From my very limited understanding of the issue :

-Basques aren’t an ethnic minority, but a cultural one

-There actually isn’t a majority supporting independence.

-They claim a territory more extended than what is actually populated mostly by Basques

-They’re clearly opposed to a democratic process. They don’t allow anyone not an independentist running in a local election. If, very accidentally, someone dares to run for, say, mayor and is actually elected, he needs bodyguards. It also seems to me that they are opposed to the principle of a referendum (because they suspect they would lose).
I’m not stating that Spain would agree to grant independence to Basque country if none of this was true, but my overall opinion is that the Basques don’t have a leg to stand on. Not even taking into account the fact that they’re using terror both within and outside the Basque country to achieve their goals. Generally, I would happily support most secessionist movements (probably including Ossetia, though I don’t know enough about it to know for sure) but definitely not this one.
Generally speaking, I’m in favour of self-determination in almost all cases, with a couple caveats (a population of a decent size and actually ethnically and/or culturally and/or geographically distinct).

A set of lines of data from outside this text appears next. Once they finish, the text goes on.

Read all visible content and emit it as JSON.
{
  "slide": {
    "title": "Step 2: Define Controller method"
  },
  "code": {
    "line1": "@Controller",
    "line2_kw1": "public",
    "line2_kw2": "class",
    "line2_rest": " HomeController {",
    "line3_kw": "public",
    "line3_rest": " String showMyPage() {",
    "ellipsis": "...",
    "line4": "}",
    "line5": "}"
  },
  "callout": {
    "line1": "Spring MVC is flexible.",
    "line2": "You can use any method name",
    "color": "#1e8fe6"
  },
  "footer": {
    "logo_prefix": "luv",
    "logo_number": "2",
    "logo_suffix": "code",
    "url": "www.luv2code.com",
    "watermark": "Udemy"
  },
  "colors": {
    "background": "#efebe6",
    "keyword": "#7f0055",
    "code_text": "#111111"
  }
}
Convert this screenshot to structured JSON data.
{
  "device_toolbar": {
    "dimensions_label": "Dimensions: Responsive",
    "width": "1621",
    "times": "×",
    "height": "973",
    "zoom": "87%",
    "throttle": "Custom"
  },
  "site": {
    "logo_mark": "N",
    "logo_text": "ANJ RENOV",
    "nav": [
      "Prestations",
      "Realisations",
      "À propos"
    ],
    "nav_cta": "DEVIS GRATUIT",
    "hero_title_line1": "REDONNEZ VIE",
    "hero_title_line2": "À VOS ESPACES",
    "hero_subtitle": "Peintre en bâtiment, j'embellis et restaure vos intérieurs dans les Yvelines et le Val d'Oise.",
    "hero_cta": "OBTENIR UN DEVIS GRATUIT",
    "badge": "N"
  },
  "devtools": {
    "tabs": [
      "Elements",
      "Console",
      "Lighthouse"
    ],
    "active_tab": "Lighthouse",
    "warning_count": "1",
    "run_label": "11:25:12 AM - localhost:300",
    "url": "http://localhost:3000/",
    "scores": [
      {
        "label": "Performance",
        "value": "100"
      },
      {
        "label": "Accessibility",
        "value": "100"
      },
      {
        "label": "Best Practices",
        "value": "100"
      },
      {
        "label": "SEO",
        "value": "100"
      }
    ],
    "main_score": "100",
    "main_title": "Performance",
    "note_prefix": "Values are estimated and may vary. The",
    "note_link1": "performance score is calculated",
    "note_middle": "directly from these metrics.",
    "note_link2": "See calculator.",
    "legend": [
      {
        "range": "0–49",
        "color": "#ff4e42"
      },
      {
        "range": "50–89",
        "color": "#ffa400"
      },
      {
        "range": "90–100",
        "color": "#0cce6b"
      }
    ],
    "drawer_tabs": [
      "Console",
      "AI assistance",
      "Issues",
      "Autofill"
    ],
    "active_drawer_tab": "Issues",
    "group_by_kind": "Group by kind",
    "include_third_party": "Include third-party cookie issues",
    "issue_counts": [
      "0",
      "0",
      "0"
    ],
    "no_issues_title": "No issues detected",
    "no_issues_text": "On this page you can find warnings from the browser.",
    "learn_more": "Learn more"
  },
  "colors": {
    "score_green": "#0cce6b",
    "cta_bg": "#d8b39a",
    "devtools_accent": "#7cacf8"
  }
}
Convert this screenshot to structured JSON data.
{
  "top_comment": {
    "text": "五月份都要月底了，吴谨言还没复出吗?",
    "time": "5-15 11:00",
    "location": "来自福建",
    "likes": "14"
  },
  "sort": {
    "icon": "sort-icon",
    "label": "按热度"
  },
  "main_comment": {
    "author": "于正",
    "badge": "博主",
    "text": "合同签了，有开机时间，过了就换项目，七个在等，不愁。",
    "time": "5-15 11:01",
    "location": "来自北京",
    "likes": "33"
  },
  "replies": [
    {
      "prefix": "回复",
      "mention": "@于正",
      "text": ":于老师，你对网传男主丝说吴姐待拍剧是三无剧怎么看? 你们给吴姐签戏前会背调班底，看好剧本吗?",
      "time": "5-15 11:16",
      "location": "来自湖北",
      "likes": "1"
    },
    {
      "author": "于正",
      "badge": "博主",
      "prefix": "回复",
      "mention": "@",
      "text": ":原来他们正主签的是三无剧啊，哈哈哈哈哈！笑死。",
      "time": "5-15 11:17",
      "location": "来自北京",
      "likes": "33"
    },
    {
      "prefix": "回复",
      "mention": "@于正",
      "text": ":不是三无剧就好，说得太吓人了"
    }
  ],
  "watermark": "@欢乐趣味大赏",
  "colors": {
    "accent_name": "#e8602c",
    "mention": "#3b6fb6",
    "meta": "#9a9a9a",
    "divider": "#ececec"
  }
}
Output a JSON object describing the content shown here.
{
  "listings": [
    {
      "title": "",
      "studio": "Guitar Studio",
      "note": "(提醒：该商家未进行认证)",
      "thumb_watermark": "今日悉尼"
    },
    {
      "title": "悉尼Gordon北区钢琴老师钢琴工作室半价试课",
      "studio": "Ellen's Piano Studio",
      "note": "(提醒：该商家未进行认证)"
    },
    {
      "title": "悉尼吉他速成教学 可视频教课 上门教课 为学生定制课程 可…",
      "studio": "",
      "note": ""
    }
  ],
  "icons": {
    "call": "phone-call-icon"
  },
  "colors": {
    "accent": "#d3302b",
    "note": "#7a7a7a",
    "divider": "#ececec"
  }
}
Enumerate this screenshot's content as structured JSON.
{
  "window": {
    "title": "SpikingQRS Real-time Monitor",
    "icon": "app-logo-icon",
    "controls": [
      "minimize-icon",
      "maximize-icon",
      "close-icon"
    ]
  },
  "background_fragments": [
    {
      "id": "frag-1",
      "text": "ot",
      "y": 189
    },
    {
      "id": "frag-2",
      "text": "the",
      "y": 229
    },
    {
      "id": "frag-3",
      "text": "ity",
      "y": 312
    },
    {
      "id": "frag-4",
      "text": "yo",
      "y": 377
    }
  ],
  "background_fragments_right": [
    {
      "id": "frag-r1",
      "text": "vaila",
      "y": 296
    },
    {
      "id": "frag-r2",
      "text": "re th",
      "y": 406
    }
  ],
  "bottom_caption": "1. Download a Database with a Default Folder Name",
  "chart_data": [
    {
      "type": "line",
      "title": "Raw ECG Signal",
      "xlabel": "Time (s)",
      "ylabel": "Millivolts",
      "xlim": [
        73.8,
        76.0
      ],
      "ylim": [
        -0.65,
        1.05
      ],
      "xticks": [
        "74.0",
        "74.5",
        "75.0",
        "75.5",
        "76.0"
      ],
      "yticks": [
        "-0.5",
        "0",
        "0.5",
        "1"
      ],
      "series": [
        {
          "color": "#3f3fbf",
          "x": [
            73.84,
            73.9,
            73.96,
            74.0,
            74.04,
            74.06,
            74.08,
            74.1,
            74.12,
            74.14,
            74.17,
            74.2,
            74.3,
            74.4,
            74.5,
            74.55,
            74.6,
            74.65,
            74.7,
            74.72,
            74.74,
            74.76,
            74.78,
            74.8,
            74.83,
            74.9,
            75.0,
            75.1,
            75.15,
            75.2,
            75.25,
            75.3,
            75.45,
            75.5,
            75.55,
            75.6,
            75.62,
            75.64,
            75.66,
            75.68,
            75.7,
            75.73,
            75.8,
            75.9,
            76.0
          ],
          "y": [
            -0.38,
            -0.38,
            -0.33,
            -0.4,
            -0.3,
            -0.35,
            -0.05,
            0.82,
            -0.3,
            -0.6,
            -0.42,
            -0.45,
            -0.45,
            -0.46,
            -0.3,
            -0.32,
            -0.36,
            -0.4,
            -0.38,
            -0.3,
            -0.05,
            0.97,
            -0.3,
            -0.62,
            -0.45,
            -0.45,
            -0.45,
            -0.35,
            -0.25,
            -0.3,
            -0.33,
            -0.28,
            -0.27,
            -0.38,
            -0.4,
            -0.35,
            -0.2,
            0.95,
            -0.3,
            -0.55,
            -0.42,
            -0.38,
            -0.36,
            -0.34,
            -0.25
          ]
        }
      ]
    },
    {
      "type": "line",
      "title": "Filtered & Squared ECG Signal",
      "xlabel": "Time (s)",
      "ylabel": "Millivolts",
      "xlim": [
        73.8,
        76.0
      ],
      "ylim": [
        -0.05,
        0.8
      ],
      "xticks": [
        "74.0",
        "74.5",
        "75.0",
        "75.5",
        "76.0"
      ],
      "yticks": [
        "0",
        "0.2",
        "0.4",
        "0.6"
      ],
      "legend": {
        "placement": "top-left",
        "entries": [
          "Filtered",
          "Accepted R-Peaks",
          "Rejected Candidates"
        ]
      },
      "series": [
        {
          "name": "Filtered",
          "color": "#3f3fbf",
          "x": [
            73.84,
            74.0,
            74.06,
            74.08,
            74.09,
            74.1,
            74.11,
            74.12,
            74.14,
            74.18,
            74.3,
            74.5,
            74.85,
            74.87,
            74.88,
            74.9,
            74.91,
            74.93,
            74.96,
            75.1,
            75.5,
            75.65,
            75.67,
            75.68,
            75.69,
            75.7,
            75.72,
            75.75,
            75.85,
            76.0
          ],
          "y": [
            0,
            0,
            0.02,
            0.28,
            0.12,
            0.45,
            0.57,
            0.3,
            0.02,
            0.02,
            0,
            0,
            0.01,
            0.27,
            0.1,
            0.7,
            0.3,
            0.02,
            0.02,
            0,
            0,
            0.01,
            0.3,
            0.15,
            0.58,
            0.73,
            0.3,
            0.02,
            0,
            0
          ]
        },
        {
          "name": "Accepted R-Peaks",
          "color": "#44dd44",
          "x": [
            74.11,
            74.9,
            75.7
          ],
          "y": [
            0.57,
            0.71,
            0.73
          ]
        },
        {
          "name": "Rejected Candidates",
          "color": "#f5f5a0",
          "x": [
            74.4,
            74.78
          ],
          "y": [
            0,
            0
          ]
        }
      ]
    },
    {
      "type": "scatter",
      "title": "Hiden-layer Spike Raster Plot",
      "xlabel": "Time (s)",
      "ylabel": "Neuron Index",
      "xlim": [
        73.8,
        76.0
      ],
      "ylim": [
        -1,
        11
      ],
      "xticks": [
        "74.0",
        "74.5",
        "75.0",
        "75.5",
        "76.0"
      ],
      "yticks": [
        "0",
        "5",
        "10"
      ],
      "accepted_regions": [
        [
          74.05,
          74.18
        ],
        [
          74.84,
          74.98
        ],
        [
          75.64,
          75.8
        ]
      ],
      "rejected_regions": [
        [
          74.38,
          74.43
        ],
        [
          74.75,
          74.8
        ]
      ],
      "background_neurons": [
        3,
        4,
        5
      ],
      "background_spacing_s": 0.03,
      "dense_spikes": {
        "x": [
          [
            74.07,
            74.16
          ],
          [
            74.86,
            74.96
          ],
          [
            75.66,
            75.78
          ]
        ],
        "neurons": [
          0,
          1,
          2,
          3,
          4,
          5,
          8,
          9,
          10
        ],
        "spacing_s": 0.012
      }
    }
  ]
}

How do you feel about the secessionist movements in Hawaii? How would you feel if that began to turn violent?

America is a fairly unique country in that we don’t have many “peoples” living on their homelands. But let’s look at, say, India. India has secessionist movements in nearly every state. If they begin willy nilly to grant their several hundred ethnic groups independence, you would no longer have the worlds’ largest democracy. You would have a mass of tiny ethnic states, most likely led by big-personality types determined to advance their own “peoples”, as opposed to more reasoned a wide-looking politicians you would find in a larger democracy.

And with ethnic states comes ethnic conflict. They all begin bickering over tiny pieces of land and fuzzy borders. People caught on the wrong side get in trouble. And then a place that was once a relatively stable and democratic society now looks like Israel vs. Palenstine.

So I can fully understand why states- especially large ethnically diverse states- keep a lid on sucessionist movements.

Your arguments are sound, but I’m absolutely not convinced they’re the actual reasons why states are opposed to secession. I’m pretty sure that misguided nationalism (we’re not going to let go our god-given right to rule this piece of land) is the main motive.

I guess this depends how you define “ethnic” vs. “cultural”. A certain percentage ( now a minority ) are certainly linguistically distinct. As a group they also have a pecularially large incidence of Rh- and a pecularially small incidence of B/AB blood types. Whether that all adds up to ethnicity, I’ll leave to someone else :).

But I will add - Brittany for the Bretons!!! :stuck_out_tongue:

I hate to say “slippery slope”, but the Basques are only the most militant and violent of a number of groups that may then be motivated towards independence. Spain may not lose much if it gives up the Basque lands, but what about Catalonia?

Now that Kosovo has established a precident, I think we’ll see more of this thing. If the UN let’s Kosovo in then it’s pretty much a fact that as long as the minority group has some kind of “autonomous” status then if they vote to break away it’s OK.

One of the reasons saner European statesmen block Georgian and Ukrainian NATO membership is that they still have massive unresolved ethnic conflicts. NATO isn’t there to allow one ethnic group to settle scores with its enemies without interference.

Ukraine in particular is split between western leaning and ethnic russians vehemently opposed to NATO membership. No way we should admit them until that issue is resolved.

Ditto with Georgia although hopefully once they are shorn of the provinces who don’t want to be part of Georgia they can be admitted.